The first undeserving recipient of uninformed blame is so-called “violent” media. This is already a useless argument considering that the youth of other developed, Western nations consume identical violent video games, movies and television, and yet the number of mass shootings in these countries is negligible. In fact, annual gun-related deaths in nations like Australia, the U.K., and Japan typically range below one hundred; in comparison, the U.S. has roughly a staggering 10,000 gun-related deaths yearly. Even after accounting for population size differences between nations, the difference between ourselves and every other Western nation is astounding. If graphic media was causal for gun violence, then these other countries would meet our own disastrous levels of carnage, but this is not the case.
The next preposterous argument commonly floating out of the mouths of conservative pundits and on editorial pages across the country (including the one for this paper), is that some recent, generational “lack of morality” caused by a decreasing influence of religion (exclusively Christianity) in public life is responsible for these events. Supporters of this view exhibit a paranoid belief of Christian persecution, and reject the notion of a separation between church and state, calling for “God to be put back in schools.” However, religion was never extirpated from the public sphere; only mandated adherence to religious views have been rejected, and rightfully so. In a public school, teachers can teach the Bible in a literary context; they cannot teach the Bible as truth. Teachers and students may pray or practice their faith in any way they see fit, given that it does not interfere with the learning process of the class at large. What teachers cannot do is lead a classroom in prayer, or demand that students follow a particular religious code.

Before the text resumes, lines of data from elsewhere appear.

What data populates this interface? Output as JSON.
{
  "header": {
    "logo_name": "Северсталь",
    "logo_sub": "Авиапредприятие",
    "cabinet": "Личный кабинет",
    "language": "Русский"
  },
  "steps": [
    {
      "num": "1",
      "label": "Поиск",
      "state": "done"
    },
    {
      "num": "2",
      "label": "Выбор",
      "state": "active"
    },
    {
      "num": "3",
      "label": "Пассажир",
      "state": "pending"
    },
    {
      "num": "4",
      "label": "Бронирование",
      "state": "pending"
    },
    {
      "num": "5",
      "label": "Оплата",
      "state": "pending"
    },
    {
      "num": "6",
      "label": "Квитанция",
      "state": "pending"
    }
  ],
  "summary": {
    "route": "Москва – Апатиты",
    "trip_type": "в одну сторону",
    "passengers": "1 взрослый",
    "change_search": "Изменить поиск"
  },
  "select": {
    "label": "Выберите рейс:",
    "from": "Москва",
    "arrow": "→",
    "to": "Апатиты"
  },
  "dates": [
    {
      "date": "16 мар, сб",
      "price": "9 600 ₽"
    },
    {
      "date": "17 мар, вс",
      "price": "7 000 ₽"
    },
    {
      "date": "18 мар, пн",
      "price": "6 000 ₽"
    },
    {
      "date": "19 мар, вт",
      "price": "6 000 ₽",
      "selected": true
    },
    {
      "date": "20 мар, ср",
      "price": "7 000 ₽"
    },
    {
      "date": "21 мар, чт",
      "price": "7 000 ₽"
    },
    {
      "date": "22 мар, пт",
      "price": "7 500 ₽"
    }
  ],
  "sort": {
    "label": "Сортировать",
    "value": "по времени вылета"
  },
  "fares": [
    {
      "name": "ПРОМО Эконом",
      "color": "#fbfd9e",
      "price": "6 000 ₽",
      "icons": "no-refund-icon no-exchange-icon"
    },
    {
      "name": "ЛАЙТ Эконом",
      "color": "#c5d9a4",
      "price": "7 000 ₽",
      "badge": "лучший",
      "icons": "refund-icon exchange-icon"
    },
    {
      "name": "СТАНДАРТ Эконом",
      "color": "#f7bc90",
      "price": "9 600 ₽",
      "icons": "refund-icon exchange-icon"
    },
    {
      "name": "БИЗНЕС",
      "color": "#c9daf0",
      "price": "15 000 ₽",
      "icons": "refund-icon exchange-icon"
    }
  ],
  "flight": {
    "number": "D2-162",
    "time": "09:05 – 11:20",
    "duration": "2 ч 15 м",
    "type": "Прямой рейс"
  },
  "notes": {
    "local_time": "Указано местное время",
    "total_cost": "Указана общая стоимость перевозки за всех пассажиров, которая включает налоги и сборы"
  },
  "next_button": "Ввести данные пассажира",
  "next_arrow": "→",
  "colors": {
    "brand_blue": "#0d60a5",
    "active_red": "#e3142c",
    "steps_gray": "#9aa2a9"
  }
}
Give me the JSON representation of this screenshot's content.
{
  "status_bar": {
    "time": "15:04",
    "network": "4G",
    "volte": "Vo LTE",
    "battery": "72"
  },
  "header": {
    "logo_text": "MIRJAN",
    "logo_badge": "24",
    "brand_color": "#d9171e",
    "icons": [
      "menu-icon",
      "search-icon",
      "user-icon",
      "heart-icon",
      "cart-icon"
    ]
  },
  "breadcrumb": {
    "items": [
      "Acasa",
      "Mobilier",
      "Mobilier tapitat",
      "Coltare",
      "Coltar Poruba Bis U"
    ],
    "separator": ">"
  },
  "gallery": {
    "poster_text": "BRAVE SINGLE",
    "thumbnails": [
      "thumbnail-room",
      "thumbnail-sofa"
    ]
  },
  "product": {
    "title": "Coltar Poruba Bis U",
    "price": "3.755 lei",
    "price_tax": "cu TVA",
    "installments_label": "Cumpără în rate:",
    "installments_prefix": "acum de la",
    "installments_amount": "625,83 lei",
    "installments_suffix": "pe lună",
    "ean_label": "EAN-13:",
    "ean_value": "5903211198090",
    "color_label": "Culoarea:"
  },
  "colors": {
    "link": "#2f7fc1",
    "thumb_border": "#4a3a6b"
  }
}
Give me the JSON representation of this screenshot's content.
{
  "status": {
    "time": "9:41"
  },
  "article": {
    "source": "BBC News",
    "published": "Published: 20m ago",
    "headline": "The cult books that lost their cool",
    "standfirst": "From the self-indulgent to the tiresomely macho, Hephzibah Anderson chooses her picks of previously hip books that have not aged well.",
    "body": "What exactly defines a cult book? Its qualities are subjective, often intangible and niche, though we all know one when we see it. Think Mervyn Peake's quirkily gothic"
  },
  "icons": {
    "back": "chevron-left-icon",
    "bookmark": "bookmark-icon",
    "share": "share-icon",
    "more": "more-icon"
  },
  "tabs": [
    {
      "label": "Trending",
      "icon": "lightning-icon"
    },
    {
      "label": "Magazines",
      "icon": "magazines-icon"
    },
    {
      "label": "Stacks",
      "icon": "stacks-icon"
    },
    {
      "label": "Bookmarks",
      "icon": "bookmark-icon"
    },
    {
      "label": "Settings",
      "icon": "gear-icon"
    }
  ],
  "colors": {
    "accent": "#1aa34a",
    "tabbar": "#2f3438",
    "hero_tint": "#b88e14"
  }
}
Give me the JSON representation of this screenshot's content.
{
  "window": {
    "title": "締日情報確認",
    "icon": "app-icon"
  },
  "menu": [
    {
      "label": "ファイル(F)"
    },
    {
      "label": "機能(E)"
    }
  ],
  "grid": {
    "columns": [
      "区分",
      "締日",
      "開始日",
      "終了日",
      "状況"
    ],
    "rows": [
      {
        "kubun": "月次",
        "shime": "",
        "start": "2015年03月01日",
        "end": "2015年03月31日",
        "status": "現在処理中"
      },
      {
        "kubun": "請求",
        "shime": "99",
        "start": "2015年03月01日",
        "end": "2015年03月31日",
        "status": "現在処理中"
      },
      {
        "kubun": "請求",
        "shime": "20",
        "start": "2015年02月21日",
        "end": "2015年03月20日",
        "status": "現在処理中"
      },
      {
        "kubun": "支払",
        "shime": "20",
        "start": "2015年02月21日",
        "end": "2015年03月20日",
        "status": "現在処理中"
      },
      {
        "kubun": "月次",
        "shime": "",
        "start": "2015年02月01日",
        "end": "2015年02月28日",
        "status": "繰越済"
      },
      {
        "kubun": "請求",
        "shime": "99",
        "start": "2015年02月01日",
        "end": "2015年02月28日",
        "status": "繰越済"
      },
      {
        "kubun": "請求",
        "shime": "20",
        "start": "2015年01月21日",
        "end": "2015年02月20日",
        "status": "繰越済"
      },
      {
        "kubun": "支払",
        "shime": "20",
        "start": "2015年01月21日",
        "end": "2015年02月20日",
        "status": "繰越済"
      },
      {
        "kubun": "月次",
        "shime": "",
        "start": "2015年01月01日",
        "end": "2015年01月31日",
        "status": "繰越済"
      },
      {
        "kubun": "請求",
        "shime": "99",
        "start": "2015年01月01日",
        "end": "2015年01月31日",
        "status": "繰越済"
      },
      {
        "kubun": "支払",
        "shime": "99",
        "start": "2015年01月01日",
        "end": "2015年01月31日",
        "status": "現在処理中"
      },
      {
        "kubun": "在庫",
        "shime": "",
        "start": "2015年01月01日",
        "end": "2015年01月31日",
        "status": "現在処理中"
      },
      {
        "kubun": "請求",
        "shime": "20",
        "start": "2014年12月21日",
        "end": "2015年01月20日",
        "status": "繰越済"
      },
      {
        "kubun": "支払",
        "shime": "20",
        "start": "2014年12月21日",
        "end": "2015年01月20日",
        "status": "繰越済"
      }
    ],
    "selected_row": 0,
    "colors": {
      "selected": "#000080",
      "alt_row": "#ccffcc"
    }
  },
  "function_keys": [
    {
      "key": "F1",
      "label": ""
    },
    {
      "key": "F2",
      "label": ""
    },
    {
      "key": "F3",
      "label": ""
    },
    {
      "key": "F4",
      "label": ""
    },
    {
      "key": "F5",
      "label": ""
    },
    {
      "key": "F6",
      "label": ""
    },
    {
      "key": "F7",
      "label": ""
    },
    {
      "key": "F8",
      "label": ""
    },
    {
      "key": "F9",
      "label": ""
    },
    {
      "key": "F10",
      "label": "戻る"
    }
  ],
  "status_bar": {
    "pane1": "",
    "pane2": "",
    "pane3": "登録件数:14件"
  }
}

Instead, what proponents of the “Godless schools” viewpoint are espousing is introducing Christian dominance into the public sphere, under the guise of the nebulous phrasing of “God.” To them I ask: If religious indoctrination needs to return to our public schools, what religion should it be? Should Islam be taught to our children? Judaism? Hinduism? Zoroastrianism? What if the principal of the school is a follower of the Babylonian storm-god, Marduk? Would he or she be free to lead students in a worship service around a great idol in the school’s front foyer? If the answer is Christianity, then what sect should be the focus? Lutheran? Southern Baptist? Catholicism? How about Mormonism? Surely we all can agree on what religion our government will officially endorse and teach our children, with taxpayer funding of course.
It should also be noted that nations with low levels of gun violence, particularly Scandinavian countries, are generally non-religious, far more so than the pious U.S. If the “more God” theory was correct, then the streets of atheistic Stockholm would be wrapped in chaos, swarmed by marauding contingents of maniacal shooters. This is very far from reality.
We need to start having a sane, adult, scientific discussion about issues like gun violence. There are only two avenues of importance here, one of which is access to mental health care, and the de-stigmatization of such services; we need to stop referring to violent individuals with mental illnesses as “evil monsters” and recognize that they need professional help. The other is the most obvious of all: gun control. The only appreciable difference between the U.S. and nations with much less gun violence is the near absence of any gun regulation here at home.
Enough. It’s time to grow up and address this problem rationally, not by giving in to superstition and engaging in what is effectively a modern form of extispicy.